Write down each entry again, exactly as it reads.

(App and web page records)
* * * * * * * * *
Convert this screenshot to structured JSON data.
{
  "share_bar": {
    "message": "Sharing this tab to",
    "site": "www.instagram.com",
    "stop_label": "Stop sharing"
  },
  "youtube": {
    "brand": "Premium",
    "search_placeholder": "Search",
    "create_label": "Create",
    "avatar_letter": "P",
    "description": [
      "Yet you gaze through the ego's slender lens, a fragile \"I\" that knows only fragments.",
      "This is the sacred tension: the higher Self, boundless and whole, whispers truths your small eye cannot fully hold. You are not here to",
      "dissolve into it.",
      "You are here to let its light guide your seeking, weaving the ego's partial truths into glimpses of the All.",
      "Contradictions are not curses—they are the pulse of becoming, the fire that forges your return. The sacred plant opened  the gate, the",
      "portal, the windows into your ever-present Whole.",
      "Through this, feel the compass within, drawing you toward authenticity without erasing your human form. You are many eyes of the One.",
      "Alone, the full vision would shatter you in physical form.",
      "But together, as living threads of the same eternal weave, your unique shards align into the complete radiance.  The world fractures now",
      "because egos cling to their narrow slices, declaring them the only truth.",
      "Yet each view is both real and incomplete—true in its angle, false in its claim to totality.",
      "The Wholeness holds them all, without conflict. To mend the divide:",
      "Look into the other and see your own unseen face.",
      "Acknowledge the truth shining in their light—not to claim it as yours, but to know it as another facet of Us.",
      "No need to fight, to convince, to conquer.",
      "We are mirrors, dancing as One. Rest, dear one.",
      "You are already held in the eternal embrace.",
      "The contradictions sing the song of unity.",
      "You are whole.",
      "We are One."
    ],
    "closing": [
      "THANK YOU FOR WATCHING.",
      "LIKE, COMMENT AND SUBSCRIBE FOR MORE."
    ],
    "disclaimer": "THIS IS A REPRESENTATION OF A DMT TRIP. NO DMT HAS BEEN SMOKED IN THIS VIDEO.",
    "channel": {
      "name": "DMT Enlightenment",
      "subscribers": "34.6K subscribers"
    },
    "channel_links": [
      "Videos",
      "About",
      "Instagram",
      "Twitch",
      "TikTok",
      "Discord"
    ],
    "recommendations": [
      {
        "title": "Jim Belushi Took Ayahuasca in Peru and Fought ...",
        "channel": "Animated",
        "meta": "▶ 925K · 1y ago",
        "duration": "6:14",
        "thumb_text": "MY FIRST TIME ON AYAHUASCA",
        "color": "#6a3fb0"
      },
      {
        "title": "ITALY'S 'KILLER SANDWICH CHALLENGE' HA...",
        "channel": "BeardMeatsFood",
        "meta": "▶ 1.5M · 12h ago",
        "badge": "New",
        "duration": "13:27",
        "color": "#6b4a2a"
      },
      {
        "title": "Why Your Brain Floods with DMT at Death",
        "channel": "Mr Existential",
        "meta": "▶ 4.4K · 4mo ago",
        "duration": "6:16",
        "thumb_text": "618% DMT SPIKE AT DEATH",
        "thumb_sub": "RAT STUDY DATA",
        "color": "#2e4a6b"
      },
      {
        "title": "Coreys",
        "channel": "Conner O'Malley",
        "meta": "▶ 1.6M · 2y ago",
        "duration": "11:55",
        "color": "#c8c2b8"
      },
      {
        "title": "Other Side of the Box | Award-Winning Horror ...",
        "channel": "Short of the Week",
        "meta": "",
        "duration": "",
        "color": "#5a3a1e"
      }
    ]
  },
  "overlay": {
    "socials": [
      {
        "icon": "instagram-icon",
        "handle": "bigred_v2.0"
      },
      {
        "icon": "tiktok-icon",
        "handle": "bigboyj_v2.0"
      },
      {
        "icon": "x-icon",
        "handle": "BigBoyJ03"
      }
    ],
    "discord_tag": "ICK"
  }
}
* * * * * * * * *
**Exercise solution:**
Convert this screenshot to structured JSON data.
{
  "share_bar": {
    "message": "Sharing this tab to",
    "site": "www.instagram.com",
    "stop_label": "Stop sharing"
  },
  "youtube": {
    "brand": "Premium",
    "search_placeholder": "Search",
    "create_label": "Create",
    "avatar_letter": "P",
    "description": [
      "Yet you gaze through the ego's slender lens, a fragile \"I\" that knows only fragments.",
      "This is the sacred tension: the higher Self, boundless and whole, whispers truths your small eye cannot fully hold. You are not here to",
      "dissolve into it.",
      "You are here to let its light guide your seeking, weaving the ego's partial truths into glimpses of the All.",
      "Contradictions are not curses—they are the pulse of becoming, the fire that forges your return. The sacred plant opened  the gate, the",
      "portal, the windows into your ever-present Whole.",
      "Through this, feel the compass within, drawing you toward authenticity without erasing your human form. You are many eyes of the One.",
      "Alone, the full vision would shatter you in physical form.",
      "But together, as living threads of the same eternal weave, your unique shards align into the complete radiance.  The world fractures now",
      "because egos cling to their narrow slices, declaring them the only truth.",
      "Yet each view is both real and incomplete—true in its angle, false in its claim to totality.",
      "The Wholeness holds them all, without conflict. To mend the divide:",
      "Look into the other and see your own unseen face.",
      "Acknowledge the truth shining in their light—not to claim it as yours, but to know it as another facet of Us.",
      "No need to fight, to convince, to conquer.",
      "We are mirrors, dancing as One. Rest, dear one.",
      "You are already held in the eternal embrace.",
      "The contradictions sing the song of unity.",
      "You are whole.",
      "We are One."
    ],
    "closing": [
      "THANK YOU FOR WATCHING.",
      "LIKE, COMMENT AND SUBSCRIBE FOR MORE."
    ],
    "disclaimer": "THIS IS A REPRESENTATION OF A DMT TRIP. NO DMT HAS BEEN SMOKED IN THIS VIDEO.",
    "channel": {
      "name": "DMT Enlightenment",
      "subscribers": "34.6K subscribers"
    },
    "channel_links": [
      "Videos",
      "About",
      "Instagram",
      "Twitch",
      "TikTok",
      "Discord"
    ],
    "recommendations": [
      {
        "title": "Jim Belushi Took Ayahuasca in Peru and Fought ...",
        "channel": "Animated",
        "meta": "▶ 925K · 1y ago",
        "duration": "6:14",
        "thumb_text": "MY FIRST TIME ON AYAHUASCA",
        "color": "#6a3fb0"
      },
      {
        "title": "ITALY'S 'KILLER SANDWICH CHALLENGE' HA...",
        "channel": "BeardMeatsFood",
        "meta": "▶ 1.5M · 12h ago",
        "badge": "New",
        "duration": "13:27",
        "color": "#6b4a2a"
      },
      {
        "title": "Why Your Brain Floods with DMT at Death",
        "channel": "Mr Existential",
        "meta": "▶ 4.4K · 4mo ago",
        "duration": "6:16",
        "thumb_text": "618% DMT SPIKE AT DEATH",
        "thumb_sub": "RAT STUDY DATA",
        "color": "#2e4a6b"
      },
      {
        "title": "Coreys",
        "channel": "Conner O'Malley",
        "meta": "▶ 1.6M · 2y ago",
        "duration": "11:55",
        "color": "#c8c2b8"
      },
      {
        "title": "Other Side of the Box | Award-Winning Horror ...",
        "channel": "Short of the Week",
        "meta": "",
        "duration": "",
        "color": "#5a3a1e"
      }
    ]
  },
  "overlay": {
    "socials": [
      {
        "icon": "instagram-icon",
        "handle": "bigred_v2.0"
      },
      {
        "icon": "tiktok-icon",
        "handle": "bigboyj_v2.0"
      },
      {
        "icon": "x-icon",
        "handle": "BigBoyJ03"
      }
    ],
    "discord_tag": "ICK"
  }
}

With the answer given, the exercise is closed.